[Web page and app entries]
====================

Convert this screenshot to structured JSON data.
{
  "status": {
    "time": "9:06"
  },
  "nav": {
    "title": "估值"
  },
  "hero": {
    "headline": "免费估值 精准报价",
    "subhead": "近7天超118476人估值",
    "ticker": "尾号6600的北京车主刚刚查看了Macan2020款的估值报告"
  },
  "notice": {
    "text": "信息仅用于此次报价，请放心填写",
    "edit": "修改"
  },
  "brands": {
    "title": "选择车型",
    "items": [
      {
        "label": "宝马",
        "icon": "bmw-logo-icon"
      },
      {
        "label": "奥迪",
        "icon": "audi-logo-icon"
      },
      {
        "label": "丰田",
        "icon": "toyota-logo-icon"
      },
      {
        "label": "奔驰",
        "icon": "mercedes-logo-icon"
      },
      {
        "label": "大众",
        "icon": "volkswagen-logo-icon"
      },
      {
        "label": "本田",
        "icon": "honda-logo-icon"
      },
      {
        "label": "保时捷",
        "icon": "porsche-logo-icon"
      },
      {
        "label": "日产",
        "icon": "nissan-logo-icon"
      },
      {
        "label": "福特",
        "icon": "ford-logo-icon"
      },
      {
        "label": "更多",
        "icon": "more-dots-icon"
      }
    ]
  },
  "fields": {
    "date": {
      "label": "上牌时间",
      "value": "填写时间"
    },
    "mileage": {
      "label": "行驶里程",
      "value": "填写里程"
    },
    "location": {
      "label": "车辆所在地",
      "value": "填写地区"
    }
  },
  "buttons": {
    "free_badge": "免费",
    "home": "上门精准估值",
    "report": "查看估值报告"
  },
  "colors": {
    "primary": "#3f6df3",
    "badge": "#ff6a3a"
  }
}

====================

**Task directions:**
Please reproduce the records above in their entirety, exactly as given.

**Response below:**
Convert this screenshot to structured JSON data.
{
  "status": {
    "time": "9:06"
  },
  "nav": {
    "title": "估值"
  },
  "hero": {
    "headline": "免费估值 精准报价",
    "subhead": "近7天超118476人估值",
    "ticker": "尾号6600的北京车主刚刚查看了Macan2020款的估值报告"
  },
  "notice": {
    "text": "信息仅用于此次报价，请放心填写",
    "edit": "修改"
  },
  "brands": {
    "title": "选择车型",
    "items": [
      {
        "label": "宝马",
        "icon": "bmw-logo-icon"
      },
      {
        "label": "奥迪",
        "icon": "audi-logo-icon"
      },
      {
        "label": "丰田",
        "icon": "toyota-logo-icon"
      },
      {
        "label": "奔驰",
        "icon": "mercedes-logo-icon"
      },
      {
        "label": "大众",
        "icon": "volkswagen-logo-icon"
      },
      {
        "label": "本田",
        "icon": "honda-logo-icon"
      },
      {
        "label": "保时捷",
        "icon": "porsche-logo-icon"
      },
      {
        "label": "日产",
        "icon": "nissan-logo-icon"
      },
      {
        "label": "福特",
        "icon": "ford-logo-icon"
      },
      {
        "label": "更多",
        "icon": "more-dots-icon"
      }
    ]
  },
  "fields": {
    "date": {
      "label": "上牌时间",
      "value": "填写时间"
    },
    "mileage": {
      "label": "行驶里程",
      "value": "填写里程"
    },
    "location": {
      "label": "车辆所在地",
      "value": "填写地区"
    }
  },
  "buttons": {
    "free_badge": "免费",
    "home": "上门精准估值",
    "report": "查看估值报告"
  },
  "colors": {
    "primary": "#3f6df3",
    "badge": "#ff6a3a"
  }
}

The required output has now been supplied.